CD Review: Church Girls – The Haunt

Joshua Kellogg

Philadelphia: Besides acting as the namesake of the undisputed and objectively best kind of sushi, the city is a breeding ground for talented bands and musicians of all kinds. Names like Joan Jett, Will Smith, and Modern Baseball come to mind.

These days, however, there’s a new racket afoot: the no-frills indie/post-punk quartet known as Church Girls. Their new album, “The Haunt,” is a solidly executed take on something warmly familiar at times, and at others, strange and new.

“Nothing” is a high-energy introduction to the world of “The Haunt.” The guitars are sparkly and the rhythm section drives and frontwoman Mariel Beaumont’s gritty vocals float above the shining wall of sound.

Syncopated guitar lines lend themselves to the head-spinning qualities of math-rock bands such as Covet or Tiny Moving Parts, and the powerful group vocals in the otherwise-relaxed refrains are reminiscent of pop-punk.

“Twin Hell Fire,” with its spacious guitar work and fast and light drum parts, is an indie love song generously doused in modern alt-rock.

The band flexes their lyrical chops with narrative and prosaic lyrics, simultaneously wearing their influences on their sleeve and creating something unmistakably their own. When the chorus finally arrives, it’s satisfyingly explosive with pleasantly scrappy group vocals and sweet guitar lines.

“The Haunt” is an anthemic combination of surf-rock and punk, with bubblegum hooks and abundant thundering drums.
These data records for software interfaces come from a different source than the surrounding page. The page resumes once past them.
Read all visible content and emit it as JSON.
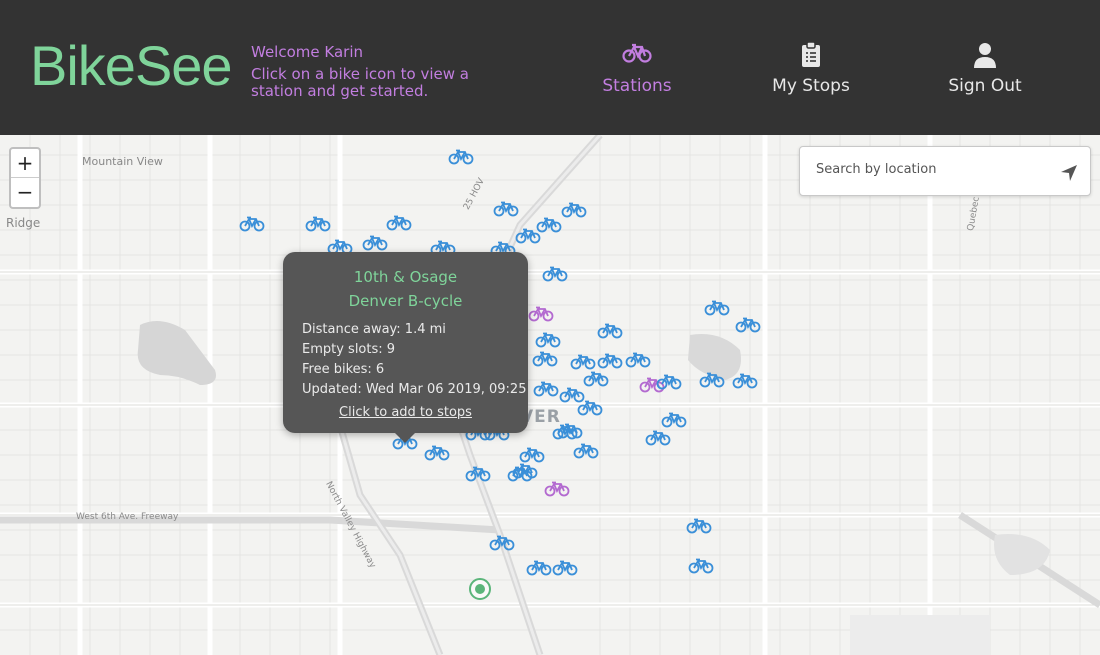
{
  "header": {
    "logo": "BikeSee",
    "welcome": "Welcome Karin",
    "message": "Click on a bike icon to view a station and get started.",
    "nav": [
      {
        "label": "Stations",
        "icon": "bike-icon",
        "active": true
      },
      {
        "label": "My Stops",
        "icon": "clipboard-icon",
        "active": false
      },
      {
        "label": "Sign Out",
        "icon": "user-icon",
        "active": false
      }
    ]
  },
  "map": {
    "labels": {
      "mountain_view": "Mountain View",
      "ridge": "Ridge",
      "denver": "VER",
      "freeway": "West 6th Ave. Freeway",
      "valley_hwy": "North Valley Highway",
      "hov": "25 HOV",
      "quebec": "Quebec"
    },
    "zoom_in": "+",
    "zoom_out": "−",
    "search": {
      "placeholder": "Search by location",
      "icon": "location-arrow-icon"
    }
  },
  "popup": {
    "title": "10th & Osage",
    "network": "Denver B-cycle",
    "distance": "Distance away: 1.4 mi",
    "empty_slots": "Empty slots: 9",
    "free_bikes": "Free bikes: 6",
    "updated": "Updated: Wed Mar 06 2019, 09:25",
    "link": "Click to add to stops"
  },
  "colors": {
    "header_bg": "#333333",
    "logo": "#7fd49a",
    "accent_purple": "#c27ee0",
    "bike_blue": "#3a8fd8",
    "bike_purple": "#b36ad0",
    "popup_bg": "#565656",
    "marker_green": "#5bb57a"
  }
}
The song’s short and sweet refrain is catchy and digestible in a way not incongruous with a teenage party anthem, but with distinctive angst that begs to be shouted along to.

The variety of odd sounds, created by the guitarists playing behind the bridge, add to the lopsided and lovably rebellious atmosphere.

Overall, the album does a good job of exploring a variety of topics in a heart-felt and cathartic manner, and though in the middle it has a tendency to drag slightly, I’d highly recommend it to any fans of Citizen, Modern Baseball, or Frank Iero’s assorted solo work.